The Berlin Wall stands again, across from Ed's Shoe Repair and next to a drapery store on a sleepy street in downtown Pomona.
But this wall doesn't impose a boundary. It serves as an invitation: "Welcome Berlin Artists," reads a slogan etched on the brightly painted wall covered with graffiti. The mock wall is the introduction to the exhibit "Berlin at the New Frontier," which opened earlier this month at Pomona's DA Gallery.
The nonprofit gallery, in conjunction with the city of Pomona, is showing the works of five West German artists, including one who spent most of her life behind the real Berlin Wall in East Germany.
This wall, too, will come tumbling down like its European counterpart. On Saturday, exhibit participants will hammer it down to mark the show's closing weekend. The wall becomes take-home art when 3x3-foot pieces are raffled off at the final celebration.
The wall has been a work-in-progress since it was constructed. Throughout the exhibit, artists and passersby have grabbed paintbrushes and added political messages, poetry and gang graffiti to the Pomona version of the wall. The verdict: "It looks like the Berlin Wall looked," said Werner Zein, one of the artists from Berlin.
For Zein, working on the Pomona wall conjured memories of a chilly Nov. 9 in Berlin, the day the wall was taken down. "I never felt such emotion in my life. It gives me the goosebumps to think about it," said the artist, who lives near the Wall.
That November day was even more powerful for Cornelia Schleime. An artist on the rise like the others selected for the show by Berlin government officials and the Pomona Cultural Arts Commission, Schleime, 36, could not freely express herself until she migrated from East to West Berlin in 1984. As an artist in East Berlin, she could only work underground. "My lifestyle was forbidden," said the punkish-looking artist with orange hair and bold makeup. "My art was forbidden.
" 'Garbage art, that's what you do,' they told me," she said. The East German government never allowed her to show her work. Now she is considered a hot commodity in West Berlin, and is promoted by the Berlin Senate in such shows as the one in Pomona.

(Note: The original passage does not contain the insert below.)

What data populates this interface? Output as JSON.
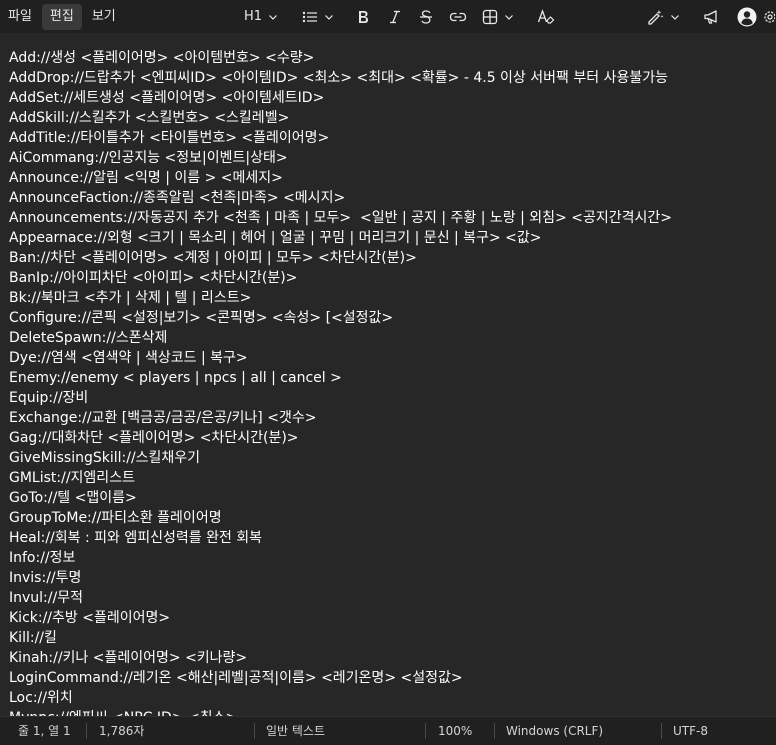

To Schleime, freedom of expression is a gift. But ironically, she said the pressure she felt in East Berlin caused her to do her best work. She created almost surrealistic, dream-like paintings. After a few years in the West, her art changed. "The need to react was not as pressing," she said.
In the West, she responded to the more mundane. One of her works in the show is a series of painted leeks. "I react to everyday life now. I eat leeks," she said.

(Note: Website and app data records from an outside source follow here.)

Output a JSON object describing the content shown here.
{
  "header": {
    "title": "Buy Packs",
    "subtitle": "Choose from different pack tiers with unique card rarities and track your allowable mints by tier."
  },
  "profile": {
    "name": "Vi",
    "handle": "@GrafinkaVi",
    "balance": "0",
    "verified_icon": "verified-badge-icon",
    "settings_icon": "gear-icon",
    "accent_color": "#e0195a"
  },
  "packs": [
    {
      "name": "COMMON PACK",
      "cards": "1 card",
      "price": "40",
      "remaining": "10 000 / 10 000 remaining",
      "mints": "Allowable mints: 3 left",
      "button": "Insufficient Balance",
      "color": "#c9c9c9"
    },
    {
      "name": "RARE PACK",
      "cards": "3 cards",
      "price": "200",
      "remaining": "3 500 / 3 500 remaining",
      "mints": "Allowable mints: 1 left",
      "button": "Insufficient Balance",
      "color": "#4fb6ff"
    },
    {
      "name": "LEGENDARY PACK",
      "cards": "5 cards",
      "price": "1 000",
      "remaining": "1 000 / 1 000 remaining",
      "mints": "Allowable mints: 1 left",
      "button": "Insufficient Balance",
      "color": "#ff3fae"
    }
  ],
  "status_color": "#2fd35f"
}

Because "Berlin at the New Frontier" was planned before the fall of the Wall, Schleime and the other artists' work does not address its dismantling. But Schleime says she has no plans to react to this in terms of her art. "It is frightening to me, to go back to my past. I want to look to the future, get new inspirations. That's the point of this exchange with the American art world and the American people. That's why I'm here."

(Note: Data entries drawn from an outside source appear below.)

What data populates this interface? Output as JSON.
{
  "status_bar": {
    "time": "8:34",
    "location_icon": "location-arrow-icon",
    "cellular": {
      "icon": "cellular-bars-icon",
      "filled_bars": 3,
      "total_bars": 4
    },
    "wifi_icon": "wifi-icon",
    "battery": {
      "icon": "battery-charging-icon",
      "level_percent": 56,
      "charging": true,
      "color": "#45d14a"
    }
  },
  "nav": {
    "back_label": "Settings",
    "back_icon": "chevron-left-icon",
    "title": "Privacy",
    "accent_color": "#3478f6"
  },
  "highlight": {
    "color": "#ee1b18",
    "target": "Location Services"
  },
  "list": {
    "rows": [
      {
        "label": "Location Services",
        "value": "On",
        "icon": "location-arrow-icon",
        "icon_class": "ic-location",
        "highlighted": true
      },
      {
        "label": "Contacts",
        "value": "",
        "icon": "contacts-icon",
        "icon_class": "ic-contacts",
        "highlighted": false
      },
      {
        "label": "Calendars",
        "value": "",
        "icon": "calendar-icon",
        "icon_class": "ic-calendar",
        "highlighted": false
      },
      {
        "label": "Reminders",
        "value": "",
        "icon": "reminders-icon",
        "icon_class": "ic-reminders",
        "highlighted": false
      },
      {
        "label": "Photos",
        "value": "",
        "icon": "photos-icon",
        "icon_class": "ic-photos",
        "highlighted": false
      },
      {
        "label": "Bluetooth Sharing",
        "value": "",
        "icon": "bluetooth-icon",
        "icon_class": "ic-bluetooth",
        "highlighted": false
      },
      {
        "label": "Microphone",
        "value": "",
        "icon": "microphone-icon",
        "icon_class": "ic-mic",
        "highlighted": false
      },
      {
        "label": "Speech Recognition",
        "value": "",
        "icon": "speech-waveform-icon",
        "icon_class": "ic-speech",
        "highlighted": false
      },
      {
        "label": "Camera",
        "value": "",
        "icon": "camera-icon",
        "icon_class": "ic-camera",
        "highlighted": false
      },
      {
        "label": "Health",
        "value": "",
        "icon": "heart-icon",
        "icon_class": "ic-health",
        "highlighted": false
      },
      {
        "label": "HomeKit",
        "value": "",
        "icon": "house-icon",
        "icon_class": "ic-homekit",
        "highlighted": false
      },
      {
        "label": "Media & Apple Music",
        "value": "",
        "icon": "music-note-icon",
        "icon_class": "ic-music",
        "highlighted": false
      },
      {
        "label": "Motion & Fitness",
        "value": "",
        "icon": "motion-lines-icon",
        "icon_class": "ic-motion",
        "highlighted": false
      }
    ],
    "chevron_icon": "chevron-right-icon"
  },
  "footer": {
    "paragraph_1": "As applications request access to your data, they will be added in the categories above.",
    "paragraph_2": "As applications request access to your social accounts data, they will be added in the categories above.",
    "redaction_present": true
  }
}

At first, Zein worried that the show would not fit together well. Compare his hanging can of baked beans to artist Ulrich Radke's "Last Supper," a mixed-medium piece of 12 bashed-in TV screens on a table with wine and bread.
"But when we put it all up we said, 'Come on, it fits perfectly!' After all, we are all from the same place," Zein said.
Both Zein and artist Andreas Ginkel, who had not conferred before the show, brought tire sculptures to exhibit in California. "We must have both been thinking, L.A.--car city--bring the tire," concluded Zein.
But Randa Milliron, Pomona's director of cultural arts who organized the show, wanted the artists specifically because of their diversity. "I wanted to show the whole spectrum, to give a taste of the different types of work in Berlin," she said.
Milliron, a member of the band H-Bomb White Noise and a frequent commuter to Berlin, thinks the show will infuse culture into Pomona. "Pomona has all the elements for a burgeoning arts center, like a SoHo or a Hoboken. Artsits can wait two years to show in L.A.; we want them to know we're here," she said.
Why an exchange with Berlin? "Berlin is so vital, I wanted to bring that here." She started working on the show a year ago, when she contacted the Berlin Senate, which funded the artists' trips. She gathered about $20,000 from corporate sponsors such as GTE and Cablevision. She said the Wall coming down generated even more interest.
The exhibit's collaborative spirit has taken effect. Local artist Rick Cummings said he couldn't resist exchanging ideas with artists from Berlin, so he came and painted a scene of palm trees on the wall. When a pony-tailed girl painted right over his work, he didn't flinch. "That's part of it. This exhibit is about things coming together. It's about sharing art and sharing cultures."